Adelaide writer Cameron Raynes has tagged me to participate in The Next Big Thing, which (see below) involves answering ten questions. You can check out Cam’s excellent books – including his just released collection of short fiction, The Colour of Kerosene – via Wakefield Press here and read his answers to the questions on his Facebook page here. My answers are below:
1. What is the working title of your next book?
I’m working on a couple of books at the moment but the one nearly in the bag (although I was saying that this time last year) is a novel called Potatoes in all their glory.
2. Where did the idea come from for the book?
No one place. Initially, the story was very much about literary forgery but that fell by the wayside. It’s about food and wine, and my home town of Adelaide, and faith and obsession, and wanting to change the world but not having a clue how how. From almost the very beginning of the book’s life, I’ve had a M.F.K Fisher quote as the epigraph: ‘You would be a missionary, bringing flavour and light to the taste-blind.’
3. What genre does your book fall under?
Satire (I hope).
4. What actors would you choose to play the part of your characters in a movie rendition?
For the main character, Henry, who is odd but not quite as odd as he imagines he is, it could go a couple of different ways: maybe Noah Taylor (I still remember his performance in The Year My Voice Broke) or maybe someone like Tobey Maguire.
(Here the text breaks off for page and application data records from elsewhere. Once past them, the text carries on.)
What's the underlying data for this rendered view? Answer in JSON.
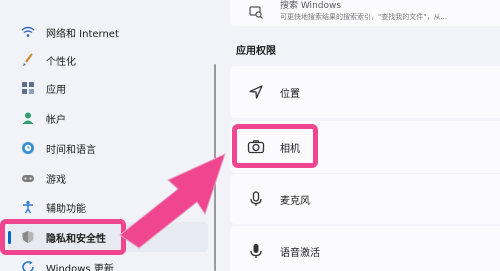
{
  "sidebar": {
    "items": [
      {
        "label": "网络和 Internet",
        "icon": "wifi-icon"
      },
      {
        "label": "个性化",
        "icon": "brush-icon"
      },
      {
        "label": "应用",
        "icon": "apps-icon"
      },
      {
        "label": "帐户",
        "icon": "person-icon"
      },
      {
        "label": "时间和语言",
        "icon": "globe-clock-icon"
      },
      {
        "label": "游戏",
        "icon": "gamepad-icon"
      },
      {
        "label": "辅助功能",
        "icon": "accessibility-icon"
      },
      {
        "label": "隐私和安全性",
        "icon": "shield-icon"
      },
      {
        "label": "Windows 更新",
        "icon": "update-icon"
      }
    ]
  },
  "main": {
    "top_card": {
      "title": "搜索 Windows",
      "desc": "可更快地搜索结果的搜索索引，\"查找我的文件\"，从..."
    },
    "section_title": "应用权限",
    "permissions": [
      {
        "label": "位置",
        "icon": "location-icon"
      },
      {
        "label": "相机",
        "icon": "camera-icon"
      },
      {
        "label": "麦克风",
        "icon": "microphone-icon"
      },
      {
        "label": "语音激活",
        "icon": "voice-activation-icon"
      }
    ]
  },
  "colors": {
    "accent": "#0067c0",
    "highlight": "#f0468f"
  }
}
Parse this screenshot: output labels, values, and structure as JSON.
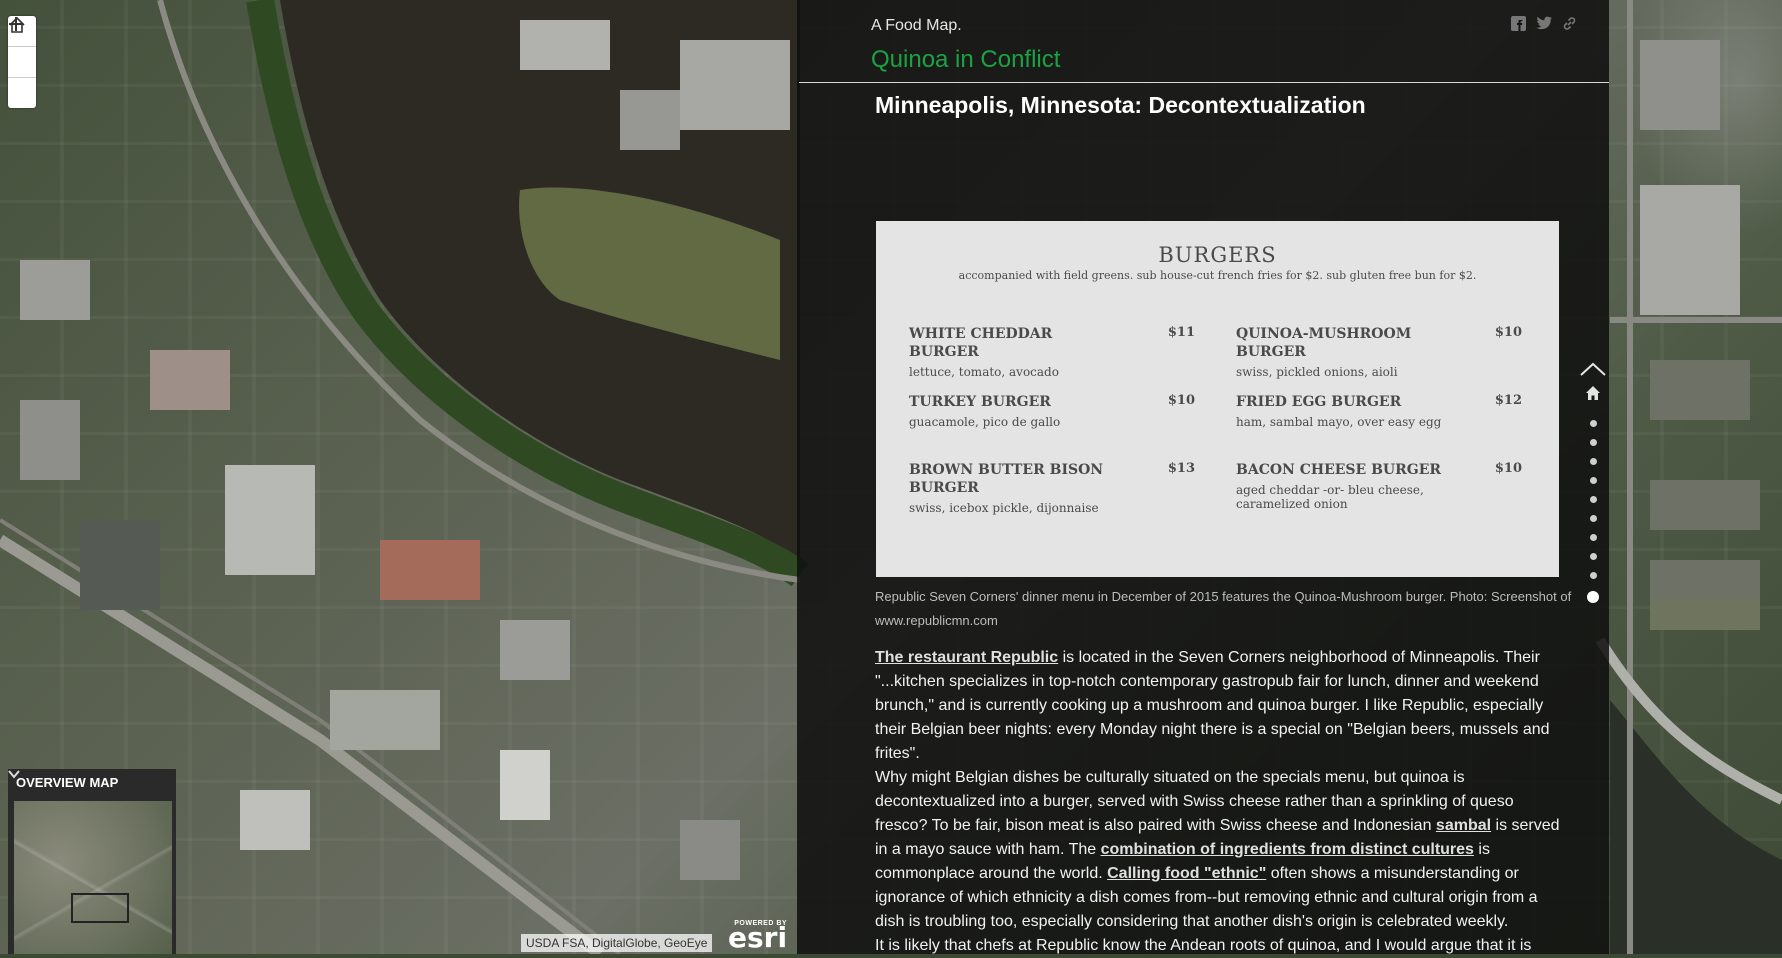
{
  "map": {
    "zoom_controls": {
      "zoom_in": "+",
      "home_icon": "home-icon",
      "zoom_out": "−"
    },
    "overview": {
      "label": "OVERVIEW MAP",
      "toggle_icon": "chevron-down-icon"
    },
    "attribution": "USDA FSA, DigitalGlobe, GeoEye",
    "logo": {
      "powered": "POWERED BY",
      "word": "esri"
    }
  },
  "panel": {
    "kicker": "A Food Map.",
    "series_title": "Quinoa in Conflict",
    "share_icons": [
      "facebook-icon",
      "twitter-icon",
      "link-icon"
    ],
    "section_title": "Minneapolis, Minnesota: Decontextualization",
    "menu": {
      "heading": "BURGERS",
      "subheading": "accompanied with field greens. sub house-cut french fries for $2. sub gluten free bun for $2.",
      "items": [
        {
          "name": "WHITE CHEDDAR BURGER",
          "price": "$11",
          "desc": "lettuce, tomato, avocado"
        },
        {
          "name": "QUINOA-MUSHROOM BURGER",
          "price": "$10",
          "desc": "swiss, pickled onions, aioli"
        },
        {
          "name": "TURKEY BURGER",
          "price": "$10",
          "desc": "guacamole, pico de gallo"
        },
        {
          "name": "FRIED EGG BURGER",
          "price": "$12",
          "desc": "ham, sambal mayo, over easy egg"
        },
        {
          "name": "BROWN BUTTER BISON BURGER",
          "price": "$13",
          "desc": "swiss, icebox pickle, dijonnaise"
        },
        {
          "name": "BACON CHEESE BURGER",
          "price": "$10",
          "desc": "aged cheddar -or- bleu cheese, caramelized onion"
        }
      ]
    },
    "caption": "Republic Seven Corners' dinner menu in December of 2015 features the Quinoa-Mushroom burger. Photo: Screenshot of www.republicmn.com",
    "p1": {
      "link": "The restaurant Republic",
      "text": " is located in the Seven Corners neighborhood of Minneapolis. Their \"...kitchen specializes in top-notch contemporary gastropub fair for lunch, dinner and weekend brunch,\" and is currently cooking up a mushroom and quinoa burger. I like Republic, especially their Belgian beer nights: every Monday night there is a special on \"Belgian beers, mussels and frites\"."
    },
    "p2": {
      "t1": "Why might Belgian dishes be culturally situated on the specials menu, but quinoa is decontextualized into a burger, served with Swiss cheese rather than a sprinkling of queso fresco? To be fair, bison meat is also paired with Swiss cheese and Indonesian ",
      "link1": "sambal",
      "t2": " is served in a mayo sauce with ham. The ",
      "link2": "combination of ingredients from distinct cultures",
      "t3": " is commonplace around the world. ",
      "link3": "Calling food \"ethnic\"",
      "t4": " often shows a misunderstanding or ignorance of which ethnicity a dish comes from--but removing ethnic and cultural origin from a dish is troubling too, especially considering that another dish's origin is celebrated weekly."
    },
    "p3": "It is likely that chefs at Republic know the Andean roots of quinoa, and I would argue that it is",
    "nav": {
      "up_icon": "chevron-up-icon",
      "home_icon": "home-icon",
      "dot_count": 10,
      "active_index": 9
    }
  }
}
The fact that he got cut from Life of Pi is a big plus for me.
5. What is the one-sentence synopsis of your book?
A specialist food and wine book dealer, Henry, on the cusp of 40, decides that he can save the world through his devotion to food and drink.
6. Will your book be self-published or represented by an agency?
I’m represented by Cameron Creswell.
7. How long did it take you to write the first draft of the manuscript?
That seems such as a distant memory, and I eventually cut so much of the first draft (more than 40,000 words) that I can’t exactly answer. A few months, I guess.
8. What other books would you compare this story to within your genre?
I hate these sorts of questions. In my wildest dreams, Evelyn Waugh’s Scoop. There’s a touch of Jonathan Gash’s Lovejoy books, perhaps. But I don’t know. I’d rather not think about it.
9. Who or what inspired you to write this book?
10. What else about the book might pique the reader’s interest?
Given that the book is so much about food and drink, I’m hoping that the book’s publisher will consent to a scratch and sniff edition. I’m not sure how they can make that work for the eBook edition.